It’s really important to know that some of the behaviors that appears teenager, moody, or bratty are actually the child just having an autistic moment, as we call it at our house (fill in whatever your child’s learning/developmental difference is).

They could be stuck in an obsession, be unable to think outside the moment, etc. And seeing their behavior from the outside as a parent and not seeing their internal thought process, it is so easy to take things the wrong way and become frustrated with them. Often we assign them adult motivations, when there’s no motivation at all – just a reaction to something in their environment.

Understanding that their behavior isn’t voluntary and is so tied to the brain differences really helps you to not get angry, to not judge them, etc., so you can help them through the  moment. There have been a few times that I really got upset with my daughter. Once I went so far – I was VERY stressed while doing hospice with Mom – after a LONG talk with my daughter trying to get her to do something that I was so frustrated that I told her I thought she was being a brat (not normally something I would do at ALL!).

Looking back a few months later when circumstances and I were calmer, I was able to see that I had totally missed that my daughter couldn’t relate to what I was asking, due to her autism. And that she hadn’t been being a brat at all, but just totally could not understand where I was coming from and lacked the empathy – due to autism – to understand that she should be doing something for her grandmother rather than what she personally wanted to do.

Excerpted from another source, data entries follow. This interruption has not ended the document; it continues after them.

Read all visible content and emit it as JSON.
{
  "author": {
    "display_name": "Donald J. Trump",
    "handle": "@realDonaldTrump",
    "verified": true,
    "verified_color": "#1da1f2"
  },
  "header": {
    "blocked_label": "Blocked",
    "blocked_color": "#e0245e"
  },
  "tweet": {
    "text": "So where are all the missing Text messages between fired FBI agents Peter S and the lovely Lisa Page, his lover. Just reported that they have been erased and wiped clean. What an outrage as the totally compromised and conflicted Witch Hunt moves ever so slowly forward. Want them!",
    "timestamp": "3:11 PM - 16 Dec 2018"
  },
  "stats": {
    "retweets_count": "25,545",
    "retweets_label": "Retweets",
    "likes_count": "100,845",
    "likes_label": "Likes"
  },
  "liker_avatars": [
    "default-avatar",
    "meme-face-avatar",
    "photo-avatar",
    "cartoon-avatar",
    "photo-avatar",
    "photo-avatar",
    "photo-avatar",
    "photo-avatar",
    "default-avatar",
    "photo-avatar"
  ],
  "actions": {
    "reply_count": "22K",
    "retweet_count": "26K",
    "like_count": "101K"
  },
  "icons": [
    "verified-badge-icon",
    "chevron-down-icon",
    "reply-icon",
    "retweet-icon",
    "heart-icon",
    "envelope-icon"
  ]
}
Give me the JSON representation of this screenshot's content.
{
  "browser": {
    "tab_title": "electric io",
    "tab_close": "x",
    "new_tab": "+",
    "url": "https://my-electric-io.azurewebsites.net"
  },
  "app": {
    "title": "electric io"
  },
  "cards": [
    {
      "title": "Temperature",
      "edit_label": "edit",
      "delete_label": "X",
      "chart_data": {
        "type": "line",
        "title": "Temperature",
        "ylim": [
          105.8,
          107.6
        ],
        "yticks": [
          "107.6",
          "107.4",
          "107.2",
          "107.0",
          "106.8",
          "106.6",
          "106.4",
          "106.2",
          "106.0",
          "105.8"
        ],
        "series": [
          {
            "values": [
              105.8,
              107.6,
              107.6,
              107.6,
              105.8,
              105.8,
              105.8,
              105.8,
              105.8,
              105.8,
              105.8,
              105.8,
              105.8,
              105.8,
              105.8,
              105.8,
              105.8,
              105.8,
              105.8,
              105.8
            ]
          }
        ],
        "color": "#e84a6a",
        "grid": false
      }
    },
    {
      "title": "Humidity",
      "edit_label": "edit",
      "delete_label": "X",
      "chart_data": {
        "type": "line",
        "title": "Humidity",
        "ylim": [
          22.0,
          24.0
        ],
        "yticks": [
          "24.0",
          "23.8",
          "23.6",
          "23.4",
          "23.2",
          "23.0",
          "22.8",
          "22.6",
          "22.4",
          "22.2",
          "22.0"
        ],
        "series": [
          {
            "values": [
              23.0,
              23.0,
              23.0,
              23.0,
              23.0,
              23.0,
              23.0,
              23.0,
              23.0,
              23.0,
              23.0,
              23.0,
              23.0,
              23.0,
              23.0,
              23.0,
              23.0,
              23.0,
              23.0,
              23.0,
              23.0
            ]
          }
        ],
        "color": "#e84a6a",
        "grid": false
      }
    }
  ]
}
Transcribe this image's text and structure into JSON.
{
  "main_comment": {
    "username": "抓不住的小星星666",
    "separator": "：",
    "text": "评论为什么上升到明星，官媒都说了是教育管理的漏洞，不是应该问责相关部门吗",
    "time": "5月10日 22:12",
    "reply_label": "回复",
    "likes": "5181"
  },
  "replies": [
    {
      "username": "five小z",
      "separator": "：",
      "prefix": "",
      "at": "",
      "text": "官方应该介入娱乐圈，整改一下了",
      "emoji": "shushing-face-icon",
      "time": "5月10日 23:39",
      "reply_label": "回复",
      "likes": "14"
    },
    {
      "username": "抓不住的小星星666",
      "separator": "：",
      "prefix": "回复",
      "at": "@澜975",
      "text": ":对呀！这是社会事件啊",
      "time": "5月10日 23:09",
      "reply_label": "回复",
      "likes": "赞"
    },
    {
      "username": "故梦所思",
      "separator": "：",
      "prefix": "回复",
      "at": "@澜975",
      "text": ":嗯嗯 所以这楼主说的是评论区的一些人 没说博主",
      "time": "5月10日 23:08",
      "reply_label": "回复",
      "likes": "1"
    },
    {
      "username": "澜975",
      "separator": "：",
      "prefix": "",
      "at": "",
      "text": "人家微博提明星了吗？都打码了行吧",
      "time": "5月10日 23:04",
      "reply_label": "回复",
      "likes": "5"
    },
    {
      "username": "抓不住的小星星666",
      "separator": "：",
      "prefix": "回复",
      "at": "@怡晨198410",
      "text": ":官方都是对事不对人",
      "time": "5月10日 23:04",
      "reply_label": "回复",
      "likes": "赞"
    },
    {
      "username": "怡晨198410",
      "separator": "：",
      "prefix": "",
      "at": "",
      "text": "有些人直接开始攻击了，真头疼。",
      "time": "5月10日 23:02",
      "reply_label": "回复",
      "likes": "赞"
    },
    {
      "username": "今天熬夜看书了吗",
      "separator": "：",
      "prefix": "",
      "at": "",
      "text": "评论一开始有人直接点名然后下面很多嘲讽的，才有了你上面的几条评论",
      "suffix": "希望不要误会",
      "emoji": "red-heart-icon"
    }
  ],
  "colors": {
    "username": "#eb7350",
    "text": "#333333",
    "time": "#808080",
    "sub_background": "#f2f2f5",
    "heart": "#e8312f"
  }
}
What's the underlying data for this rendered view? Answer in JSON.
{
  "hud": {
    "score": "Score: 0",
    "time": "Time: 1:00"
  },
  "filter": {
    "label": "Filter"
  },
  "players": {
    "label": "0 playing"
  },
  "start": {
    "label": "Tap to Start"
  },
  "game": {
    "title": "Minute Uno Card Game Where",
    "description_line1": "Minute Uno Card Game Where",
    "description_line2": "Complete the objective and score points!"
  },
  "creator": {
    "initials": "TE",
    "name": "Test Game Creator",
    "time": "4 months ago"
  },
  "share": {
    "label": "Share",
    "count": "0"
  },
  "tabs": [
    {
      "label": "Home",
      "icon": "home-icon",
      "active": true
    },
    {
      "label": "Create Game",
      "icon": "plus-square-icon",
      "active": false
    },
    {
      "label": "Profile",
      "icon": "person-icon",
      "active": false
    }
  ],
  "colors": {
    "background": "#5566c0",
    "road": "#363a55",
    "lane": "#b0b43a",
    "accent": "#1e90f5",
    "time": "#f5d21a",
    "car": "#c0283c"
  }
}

When I was able to step back and remind myself that my daughter’s behavior had been very clearly autistic that I was able to let go of the last bit of frustration and truly forgive and forget the whole situation. My daughter would not have chosen to act the way she did if she “got it;” and it would be wrong to judge her on the same continuum as a neurotypical child who truly was choosing to be selfish.

And it helps both my husband and I to classify moments and remind each other that “It’s not her; it’s the autism.” We step back and assess if she isn’t her usual self, then why isn’t she? If she’s moody, was she overcome by the volume, sensory overload? If she’s “disobedient,” did she understand what she was to do? Did we give her time to make a transition? (Timers are your friend!)

And we are able to analyze and hopefully solve the problem, rather than compound it by losing our cool and getting frustrated.